      If European Labour argue for a Keynes stimulus across Europe, it will very rapidly degenerate into a “slug-fest” between interested parties, and nothing at all will be agreed.

    • David B

      Because they oppose for the sake of opposition

  • David B

    If the secret vote is carried will they all declare publicly how they vote

    • http://twitter.com/Bobbylad Bobby

      I think the point of the secret vote is so MEPs can vote in favour of the budget and then claim they didn’t. In legislatures where secret ballots are held, often in key committee meetings behind closed doors, members will claim to have voted one way publicly and voted “in the best interest” privately. This is an area of political culture clash within Europe I think.

      • David B

        I think it is the opposite, I think it is so MEP’s can vote against the budget in private and then in public state they are keeping to the policy of their leader and avoid the PR plunder this would create.

Latest

  • Comment Where is Labour going on housing?

    Where is Labour going on housing?

    If Labour Conference was great for the Health Service, it was something of a disaster for housing. Statements by the Treasury team will make it very difficult for Labour to meet its own target of 200,000 new homes a year. The house building figures are well known and they are truly dreadful. We have failed to build enough homes for a generation and now we face at least another five years of inadequate supply even if Labour wins. It is […]

    Read more →
  • Comment Exposing UKIP for what they are

    Exposing UKIP for what they are

    I was born in Doncaster Royal Infirmary, less than a mile and a half from where UKIP are holding their party conference this weekend. I grew up in a nearby pit village in South Yorkshire, close to the Barnsley East constituency that I represent today in Parliament. The sight of all those UKIP politicians in Doncaster – Margaret Thatcher worshippers, ex-bankers, former big money Tory donors – trying to pass off as born-again champions of the working classes bordered on […]

    Read more →
  • Featured Six answers for Jeremy Hunt – and six questions

    Six answers for Jeremy Hunt – and six questions

    Today Labour activists will be out in force across the country to campaign on the NHS. They’ll have the wind in their sails after Conference, buoyed by the fact that the Tories are rattled and now on the back foot. You can always tell when Jeremy Hunt is rattled. He starts sending out dodgy tweets. When most people might reasonably have expected the Health Secretary to be focused on sorting out the A&E crisis, he instead took to Twitter this […]

    Read more →
  • Comment However MPs voted on airstrikes – they must now hold the government to account

    However MPs voted on airstrikes – they must now hold the government to account

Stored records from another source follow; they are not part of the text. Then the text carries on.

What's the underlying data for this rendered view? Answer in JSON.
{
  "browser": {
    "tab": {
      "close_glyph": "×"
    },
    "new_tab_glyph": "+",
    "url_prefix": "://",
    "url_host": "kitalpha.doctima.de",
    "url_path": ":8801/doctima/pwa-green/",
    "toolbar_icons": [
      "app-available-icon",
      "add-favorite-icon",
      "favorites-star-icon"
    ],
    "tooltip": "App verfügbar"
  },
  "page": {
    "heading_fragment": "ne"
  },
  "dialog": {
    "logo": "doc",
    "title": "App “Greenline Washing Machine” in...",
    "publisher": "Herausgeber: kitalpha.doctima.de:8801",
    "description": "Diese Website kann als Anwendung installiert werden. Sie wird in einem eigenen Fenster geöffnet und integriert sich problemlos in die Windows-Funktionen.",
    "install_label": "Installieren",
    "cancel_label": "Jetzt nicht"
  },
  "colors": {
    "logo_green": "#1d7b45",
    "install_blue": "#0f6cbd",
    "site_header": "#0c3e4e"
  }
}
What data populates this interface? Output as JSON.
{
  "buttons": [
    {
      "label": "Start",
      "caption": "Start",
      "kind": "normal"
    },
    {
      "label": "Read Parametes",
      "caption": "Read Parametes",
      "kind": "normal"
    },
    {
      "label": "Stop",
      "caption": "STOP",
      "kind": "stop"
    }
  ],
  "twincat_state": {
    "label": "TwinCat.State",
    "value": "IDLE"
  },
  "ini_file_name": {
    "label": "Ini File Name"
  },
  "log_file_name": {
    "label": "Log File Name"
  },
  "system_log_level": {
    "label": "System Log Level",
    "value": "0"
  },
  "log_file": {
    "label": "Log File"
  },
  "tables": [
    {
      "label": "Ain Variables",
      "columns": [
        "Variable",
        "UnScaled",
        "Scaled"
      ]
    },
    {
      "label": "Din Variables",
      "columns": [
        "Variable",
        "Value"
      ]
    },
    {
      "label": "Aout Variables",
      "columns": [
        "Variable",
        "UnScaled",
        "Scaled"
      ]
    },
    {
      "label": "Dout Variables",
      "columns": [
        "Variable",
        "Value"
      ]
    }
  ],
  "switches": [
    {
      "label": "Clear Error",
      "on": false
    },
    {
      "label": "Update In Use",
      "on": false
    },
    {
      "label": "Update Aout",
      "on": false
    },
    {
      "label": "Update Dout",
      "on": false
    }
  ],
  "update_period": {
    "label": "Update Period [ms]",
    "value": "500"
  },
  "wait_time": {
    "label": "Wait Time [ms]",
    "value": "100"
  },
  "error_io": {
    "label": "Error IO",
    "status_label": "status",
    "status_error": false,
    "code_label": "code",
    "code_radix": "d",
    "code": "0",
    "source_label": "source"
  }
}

    Britain is now at war with ISIL. At some point over the weekend that will cease to be a technical statement and become an on-the-ground reality. RAF jets will take part in airstrikes against the so-called Islamic State. In concert with the Iraqi army and Kurdish forces they will attempt to damage and drive back ISIL, stopping their otherwise relentless military gains. It is a tough but necessary task. The vote in the Commons today was not a close one. […]

    Read more →
  • Featured News The 24 Labour MPs who opposed airstrikes against ISIL

    The 24 Labour MPs who opposed airstrikes against ISIL

    The vast majority of Labour MPs (and MPs from across the Commons) voted in favour of airstrikes against ISIL in Iraq today, but 24 Labour MPs voted against the party whip and opposed airstrikes. One of them (Rushanara Ali) resigned as a Shadow Education Minister as a result of a “formal abstention”. Here’s the full list of Labour’s 24 rebels: Diane Abbott Graham Allen Anne Begg Ronnie Campbell Martin Caton Katy Clark Ian Davidson Paul Flynn Stephen Hepburn Kate Hoey Kelvin Hopkins […]

    Read more →
7ads6x98y